MAC, Colt, Sterling, and Sten suppressors and sup-
pressed weapons were inc;lude<.l.
Silencers may not be the gun world's better
financial mousetrap, but they surely do take a lot
of the sNAP out of getting caught.
12. Sources
Compiled by J. David Truby,
Feb. 1983
American Ballistics Co.
P.O. Box 1410
Marietta, GA 30061
(404) 434-8087
Automatic Weapons Co.
P.O. Box I 731
Socorro, NM 87801
Brown & Associates
7370 Twin Branch Road, NE
Atlanta, GA 30328
(404) 394-3701
Box 50019
Cicero, IL 60650
R. E. Choate
1904 II th Avenue
Yuma, AZ 85364
(602) 783-8624
Jonathan Arthur Ciener
Ill 5 N. Courtenay Parkway
Merritt Island, FL 32952
Craig Improved Armaments, Inc.
P.O. Box 595
Coushatta, LA 71 019
Box 50269
Cicero, IL 60650

George Dodson
Box 09161
Detroit, MI 48209
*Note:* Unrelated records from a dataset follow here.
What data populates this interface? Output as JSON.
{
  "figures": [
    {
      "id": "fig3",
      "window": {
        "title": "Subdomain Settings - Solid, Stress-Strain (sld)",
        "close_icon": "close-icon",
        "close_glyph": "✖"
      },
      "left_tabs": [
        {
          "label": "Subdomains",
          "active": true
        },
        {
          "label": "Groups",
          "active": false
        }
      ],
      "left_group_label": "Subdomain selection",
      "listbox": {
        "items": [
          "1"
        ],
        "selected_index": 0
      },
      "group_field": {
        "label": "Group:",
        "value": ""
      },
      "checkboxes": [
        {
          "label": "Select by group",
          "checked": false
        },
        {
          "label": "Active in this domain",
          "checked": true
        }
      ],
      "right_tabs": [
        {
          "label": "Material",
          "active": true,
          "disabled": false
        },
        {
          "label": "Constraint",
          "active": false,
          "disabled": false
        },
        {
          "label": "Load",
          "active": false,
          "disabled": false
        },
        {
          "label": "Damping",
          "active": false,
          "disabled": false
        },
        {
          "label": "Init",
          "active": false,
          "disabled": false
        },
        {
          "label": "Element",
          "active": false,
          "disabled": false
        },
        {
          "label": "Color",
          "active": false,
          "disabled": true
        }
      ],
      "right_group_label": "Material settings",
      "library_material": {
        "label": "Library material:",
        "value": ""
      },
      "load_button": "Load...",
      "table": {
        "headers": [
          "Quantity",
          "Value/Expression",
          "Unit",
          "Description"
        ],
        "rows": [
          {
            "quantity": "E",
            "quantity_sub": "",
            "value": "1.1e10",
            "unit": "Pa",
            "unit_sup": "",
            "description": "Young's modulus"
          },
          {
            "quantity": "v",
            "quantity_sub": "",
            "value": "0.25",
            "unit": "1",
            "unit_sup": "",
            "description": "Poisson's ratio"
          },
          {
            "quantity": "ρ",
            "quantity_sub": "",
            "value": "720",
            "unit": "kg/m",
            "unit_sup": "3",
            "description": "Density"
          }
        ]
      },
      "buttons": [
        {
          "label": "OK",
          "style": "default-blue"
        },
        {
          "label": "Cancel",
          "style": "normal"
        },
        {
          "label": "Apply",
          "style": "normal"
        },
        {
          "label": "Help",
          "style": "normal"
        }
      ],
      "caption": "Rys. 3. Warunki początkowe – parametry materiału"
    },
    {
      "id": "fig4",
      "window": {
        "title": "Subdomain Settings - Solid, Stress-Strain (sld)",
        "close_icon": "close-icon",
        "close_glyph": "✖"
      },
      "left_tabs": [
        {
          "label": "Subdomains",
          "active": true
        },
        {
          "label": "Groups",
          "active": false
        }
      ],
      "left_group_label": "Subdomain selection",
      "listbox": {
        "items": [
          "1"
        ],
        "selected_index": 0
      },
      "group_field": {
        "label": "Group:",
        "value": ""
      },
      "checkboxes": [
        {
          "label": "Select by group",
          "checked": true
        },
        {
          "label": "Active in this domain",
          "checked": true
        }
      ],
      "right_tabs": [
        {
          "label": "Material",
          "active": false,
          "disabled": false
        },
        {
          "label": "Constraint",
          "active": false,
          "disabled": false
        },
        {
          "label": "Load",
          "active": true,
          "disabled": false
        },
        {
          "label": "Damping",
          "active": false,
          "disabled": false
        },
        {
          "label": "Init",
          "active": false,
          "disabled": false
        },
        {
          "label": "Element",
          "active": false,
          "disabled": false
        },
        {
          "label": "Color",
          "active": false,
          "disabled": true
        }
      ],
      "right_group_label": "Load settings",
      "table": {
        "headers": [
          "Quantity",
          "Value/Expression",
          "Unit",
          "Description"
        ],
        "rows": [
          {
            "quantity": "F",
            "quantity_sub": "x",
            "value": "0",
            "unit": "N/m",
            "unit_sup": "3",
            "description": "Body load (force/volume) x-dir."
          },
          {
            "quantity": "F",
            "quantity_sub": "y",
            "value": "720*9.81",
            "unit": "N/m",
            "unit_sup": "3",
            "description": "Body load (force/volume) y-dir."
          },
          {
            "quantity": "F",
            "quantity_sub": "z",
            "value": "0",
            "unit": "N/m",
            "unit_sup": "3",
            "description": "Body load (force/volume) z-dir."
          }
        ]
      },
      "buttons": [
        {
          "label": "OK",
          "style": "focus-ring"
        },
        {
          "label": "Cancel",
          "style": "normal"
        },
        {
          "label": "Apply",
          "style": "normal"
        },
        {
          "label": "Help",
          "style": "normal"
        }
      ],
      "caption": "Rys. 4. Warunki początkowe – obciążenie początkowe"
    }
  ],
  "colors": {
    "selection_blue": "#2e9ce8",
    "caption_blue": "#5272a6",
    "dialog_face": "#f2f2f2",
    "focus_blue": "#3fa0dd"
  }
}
Frankford Arsenal
1047 NE 43rd Ct.
Ft. Lauderdale, FL 33334
(305) 566-8690
lnterdynamic of America, Inc.
223 SW 22 Avenue
Miami, FL 33135
1941 S. Arlington Ridge Road
Arlington, VA 22202
Caesars Head Road
Cleveland, SC 29635
(803) 836-6326
New Frontier Armament Co.
2347 N. Edgewood Avenue
Jacksonville, FL 32205
(904) 781-0509
R. F. P.
P.O. Box 971
Milpitas, CA 95035
(408) 946-0677
P.O. Box 5624
Tucson, AZ 85703
(602) 888-7490
Special Missions Group, Ltd.
P.O. Box 254
Soda Springs, CA 95728
J. R. Stemple
4 716 Bentham Drive
Columbus, OH 43220
(614) 457-8433
Survival Supply Co.
P.O. Box 372
Mountain Home, AR 72653
P.O. Box 12017
El Casom, CA 92022
Please always include a self-
addressed, stamped envelope
with any inquiry.
ISBN 0-8 7 364-666-5